Segment Start: RECORDS SUPPLIED

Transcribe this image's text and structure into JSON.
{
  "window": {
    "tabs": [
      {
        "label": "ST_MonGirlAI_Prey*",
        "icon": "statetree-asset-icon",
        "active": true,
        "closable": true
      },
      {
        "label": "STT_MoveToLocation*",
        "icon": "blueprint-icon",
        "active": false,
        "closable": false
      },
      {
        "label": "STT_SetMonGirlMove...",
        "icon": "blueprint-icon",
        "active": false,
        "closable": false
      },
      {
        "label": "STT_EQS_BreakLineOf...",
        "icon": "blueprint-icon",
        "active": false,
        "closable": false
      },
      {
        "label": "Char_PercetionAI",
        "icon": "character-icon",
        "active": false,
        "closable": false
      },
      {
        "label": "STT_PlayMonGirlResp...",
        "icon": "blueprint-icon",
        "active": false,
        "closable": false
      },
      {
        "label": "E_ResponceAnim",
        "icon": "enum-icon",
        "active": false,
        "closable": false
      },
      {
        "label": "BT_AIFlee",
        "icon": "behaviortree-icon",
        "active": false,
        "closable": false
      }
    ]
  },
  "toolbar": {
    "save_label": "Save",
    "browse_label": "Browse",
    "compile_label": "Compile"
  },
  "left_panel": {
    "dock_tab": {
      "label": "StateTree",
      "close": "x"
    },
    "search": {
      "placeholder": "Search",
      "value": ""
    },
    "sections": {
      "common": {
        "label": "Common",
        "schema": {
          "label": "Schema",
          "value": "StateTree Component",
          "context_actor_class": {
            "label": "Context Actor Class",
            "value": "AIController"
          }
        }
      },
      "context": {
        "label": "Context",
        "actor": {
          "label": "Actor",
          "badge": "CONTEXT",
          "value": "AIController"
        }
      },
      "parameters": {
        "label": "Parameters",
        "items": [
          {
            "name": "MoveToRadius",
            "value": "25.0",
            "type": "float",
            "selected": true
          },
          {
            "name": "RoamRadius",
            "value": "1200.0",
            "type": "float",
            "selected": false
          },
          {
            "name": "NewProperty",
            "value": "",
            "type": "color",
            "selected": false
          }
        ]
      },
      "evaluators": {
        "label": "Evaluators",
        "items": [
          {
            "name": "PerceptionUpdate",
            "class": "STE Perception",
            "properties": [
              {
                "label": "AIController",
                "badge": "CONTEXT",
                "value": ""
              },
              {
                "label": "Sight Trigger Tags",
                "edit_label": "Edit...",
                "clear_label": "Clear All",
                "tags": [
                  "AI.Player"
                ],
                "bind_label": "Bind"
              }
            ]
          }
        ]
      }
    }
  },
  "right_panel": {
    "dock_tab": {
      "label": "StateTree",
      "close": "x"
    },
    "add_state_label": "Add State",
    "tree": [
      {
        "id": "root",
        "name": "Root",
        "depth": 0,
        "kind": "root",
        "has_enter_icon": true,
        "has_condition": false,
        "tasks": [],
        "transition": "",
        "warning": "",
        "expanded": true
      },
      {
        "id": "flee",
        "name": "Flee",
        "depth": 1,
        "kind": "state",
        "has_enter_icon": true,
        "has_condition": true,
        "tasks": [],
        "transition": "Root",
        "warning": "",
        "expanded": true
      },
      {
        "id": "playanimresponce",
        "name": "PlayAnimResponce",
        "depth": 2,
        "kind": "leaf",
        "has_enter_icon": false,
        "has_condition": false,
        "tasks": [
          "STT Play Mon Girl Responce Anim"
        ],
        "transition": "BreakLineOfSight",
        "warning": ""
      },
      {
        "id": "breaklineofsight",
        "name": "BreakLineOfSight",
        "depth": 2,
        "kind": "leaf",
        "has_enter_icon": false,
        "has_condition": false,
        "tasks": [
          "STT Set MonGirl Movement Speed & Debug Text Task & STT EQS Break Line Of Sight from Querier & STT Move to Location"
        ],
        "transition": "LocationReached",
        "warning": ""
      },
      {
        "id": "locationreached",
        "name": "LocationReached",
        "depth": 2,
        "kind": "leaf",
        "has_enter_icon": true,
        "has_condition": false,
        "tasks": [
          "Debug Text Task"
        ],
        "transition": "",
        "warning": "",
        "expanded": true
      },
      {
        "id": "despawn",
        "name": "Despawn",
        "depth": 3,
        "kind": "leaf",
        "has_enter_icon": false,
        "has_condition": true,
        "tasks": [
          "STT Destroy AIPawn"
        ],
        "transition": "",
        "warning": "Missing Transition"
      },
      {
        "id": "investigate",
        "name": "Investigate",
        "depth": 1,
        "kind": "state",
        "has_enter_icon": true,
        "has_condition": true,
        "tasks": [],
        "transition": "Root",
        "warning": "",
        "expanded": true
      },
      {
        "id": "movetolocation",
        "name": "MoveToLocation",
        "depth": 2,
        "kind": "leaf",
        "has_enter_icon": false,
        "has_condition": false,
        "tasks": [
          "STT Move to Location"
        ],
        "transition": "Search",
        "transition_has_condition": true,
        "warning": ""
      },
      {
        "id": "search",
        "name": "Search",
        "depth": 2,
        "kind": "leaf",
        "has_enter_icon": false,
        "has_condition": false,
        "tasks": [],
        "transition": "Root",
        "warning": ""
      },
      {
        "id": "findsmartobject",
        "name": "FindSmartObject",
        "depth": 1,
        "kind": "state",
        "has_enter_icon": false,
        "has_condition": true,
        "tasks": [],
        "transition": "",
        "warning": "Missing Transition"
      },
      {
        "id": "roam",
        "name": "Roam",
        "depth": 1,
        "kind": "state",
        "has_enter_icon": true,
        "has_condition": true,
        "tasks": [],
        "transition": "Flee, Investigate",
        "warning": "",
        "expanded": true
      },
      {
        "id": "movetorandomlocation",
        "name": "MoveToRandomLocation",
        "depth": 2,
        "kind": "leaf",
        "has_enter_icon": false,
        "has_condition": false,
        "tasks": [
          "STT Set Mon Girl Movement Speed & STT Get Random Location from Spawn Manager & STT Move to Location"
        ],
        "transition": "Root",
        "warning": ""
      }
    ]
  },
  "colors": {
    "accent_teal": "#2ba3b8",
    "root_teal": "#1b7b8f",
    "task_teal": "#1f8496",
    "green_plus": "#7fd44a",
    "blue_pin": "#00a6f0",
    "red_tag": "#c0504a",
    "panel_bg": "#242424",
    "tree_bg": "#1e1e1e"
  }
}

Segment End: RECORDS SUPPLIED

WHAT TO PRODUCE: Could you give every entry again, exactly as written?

TASK SOLUTION:
Transcribe this image's text and structure into JSON.
{
  "window": {
    "tabs": [
      {
        "label": "ST_MonGirlAI_Prey*",
        "icon": "statetree-asset-icon",
        "active": true,
        "closable": true
      },
      {
        "label": "STT_MoveToLocation*",
        "icon": "blueprint-icon",
        "active": false,
        "closable": false
      },
      {
        "label": "STT_SetMonGirlMove...",
        "icon": "blueprint-icon",
        "active": false,
        "closable": false
      },
      {
        "label": "STT_EQS_BreakLineOf...",
        "icon": "blueprint-icon",
        "active": false,
        "closable": false
      },
      {
        "label": "Char_PercetionAI",
        "icon": "character-icon",
        "active": false,
        "closable": false
      },
      {
        "label": "STT_PlayMonGirlResp...",
        "icon": "blueprint-icon",
        "active": false,
        "closable": false
      },
      {
        "label": "E_ResponceAnim",
        "icon": "enum-icon",
        "active": false,
        "closable": false
      },
      {
        "label": "BT_AIFlee",
        "icon": "behaviortree-icon",
        "active": false,
        "closable": false
      }
    ]
  },
  "toolbar": {
    "save_label": "Save",
    "browse_label": "Browse",
    "compile_label": "Compile"
  },
  "left_panel": {
    "dock_tab": {
      "label": "StateTree",
      "close": "x"
    },
    "search": {
      "placeholder": "Search",
      "value": ""
    },
    "sections": {
      "common": {
        "label": "Common",
        "schema": {
          "label": "Schema",
          "value": "StateTree Component",
          "context_actor_class": {
            "label": "Context Actor Class",
            "value": "AIController"
          }
        }
      },
      "context": {
        "label": "Context",
        "actor": {
          "label": "Actor",
          "badge": "CONTEXT",
          "value": "AIController"
        }
      },
      "parameters": {
        "label": "Parameters",
        "items": [
          {
            "name": "MoveToRadius",
            "value": "25.0",
            "type": "float",
            "selected": true
          },
          {
            "name": "RoamRadius",
            "value": "1200.0",
            "type": "float",
            "selected": false
          },
          {
            "name": "NewProperty",
            "value": "",
            "type": "color",
            "selected": false
          }
        ]
      },
      "evaluators": {
        "label": "Evaluators",
        "items": [
          {
            "name": "PerceptionUpdate",
            "class": "STE Perception",
            "properties": [
              {
                "label": "AIController",
                "badge": "CONTEXT",
                "value": ""
              },
              {
                "label": "Sight Trigger Tags",
                "edit_label": "Edit...",
                "clear_label": "Clear All",
                "tags": [
                  "AI.Player"
                ],
                "bind_label": "Bind"
              }
            ]
          }
        ]
      }
    }
  },
  "right_panel": {
    "dock_tab": {
      "label": "StateTree",
      "close": "x"
    },
    "add_state_label": "Add State",
    "tree": [
      {
        "id": "root",
        "name": "Root",
        "depth": 0,
        "kind": "root",
        "has_enter_icon": true,
        "has_condition": false,
        "tasks": [],
        "transition": "",
        "warning": "",
        "expanded": true
      },
      {
        "id": "flee",
        "name": "Flee",
        "depth": 1,
        "kind": "state",
        "has_enter_icon": true,
        "has_condition": true,
        "tasks": [],
        "transition": "Root",
        "warning": "",
        "expanded": true
      },
      {
        "id": "playanimresponce",
        "name": "PlayAnimResponce",
        "depth": 2,
        "kind": "leaf",
        "has_enter_icon": false,
        "has_condition": false,
        "tasks": [
          "STT Play Mon Girl Responce Anim"
        ],
        "transition": "BreakLineOfSight",
        "warning": ""
      },
      {
        "id": "breaklineofsight",
        "name": "BreakLineOfSight",
        "depth": 2,
        "kind": "leaf",
        "has_enter_icon": false,
        "has_condition": false,
        "tasks": [
          "STT Set MonGirl Movement Speed & Debug Text Task & STT EQS Break Line Of Sight from Querier & STT Move to Location"
        ],
        "transition": "LocationReached",
        "warning": ""
      },
      {
        "id": "locationreached",
        "name": "LocationReached",
        "depth": 2,
        "kind": "leaf",
        "has_enter_icon": true,
        "has_condition": false,
        "tasks": [
          "Debug Text Task"
        ],
        "transition": "",
        "warning": "",
        "expanded": true
      },
      {
        "id": "despawn",
        "name": "Despawn",
        "depth": 3,
        "kind": "leaf",
        "has_enter_icon": false,
        "has_condition": true,
        "tasks": [
          "STT Destroy AIPawn"
        ],
        "transition": "",
        "warning": "Missing Transition"
      },
      {
        "id": "investigate",
        "name": "Investigate",
        "depth": 1,
        "kind": "state",
        "has_enter_icon": true,
        "has_condition": true,
        "tasks": [],
        "transition": "Root",
        "warning": "",
        "expanded": true
      },
      {
        "id": "movetolocation",
        "name": "MoveToLocation",
        "depth": 2,
        "kind": "leaf",
        "has_enter_icon": false,
        "has_condition": false,
        "tasks": [
          "STT Move to Location"
        ],
        "transition": "Search",
        "transition_has_condition": true,
        "warning": ""
      },
      {
        "id": "search",
        "name": "Search",
        "depth": 2,
        "kind": "leaf",
        "has_enter_icon": false,
        "has_condition": false,
        "tasks": [],
        "transition": "Root",
        "warning": ""
      },
      {
        "id": "findsmartobject",
        "name": "FindSmartObject",
        "depth": 1,
        "kind": "state",
        "has_enter_icon": false,
        "has_condition": true,
        "tasks": [],
        "transition": "",
        "warning": "Missing Transition"
      },
      {
        "id": "roam",
        "name": "Roam",
        "depth": 1,
        "kind": "state",
        "has_enter_icon": true,
        "has_condition": true,
        "tasks": [],
        "transition": "Flee, Investigate",
        "warning": "",
        "expanded": true
      },
      {
        "id": "movetorandomlocation",
        "name": "MoveToRandomLocation",
        "depth": 2,
        "kind": "leaf",
        "has_enter_icon": false,
        "has_condition": false,
        "tasks": [
          "STT Set Mon Girl Movement Speed & STT Get Random Location from Spawn Manager & STT Move to Location"
        ],
        "transition": "Root",
        "warning": ""
      }
    ]
  },
  "colors": {
    "accent_teal": "#2ba3b8",
    "root_teal": "#1b7b8f",
    "task_teal": "#1f8496",
    "green_plus": "#7fd44a",
    "blue_pin": "#00a6f0",
    "red_tag": "#c0504a",
    "panel_bg": "#242424",
    "tree_bg": "#1e1e1e"
  }
}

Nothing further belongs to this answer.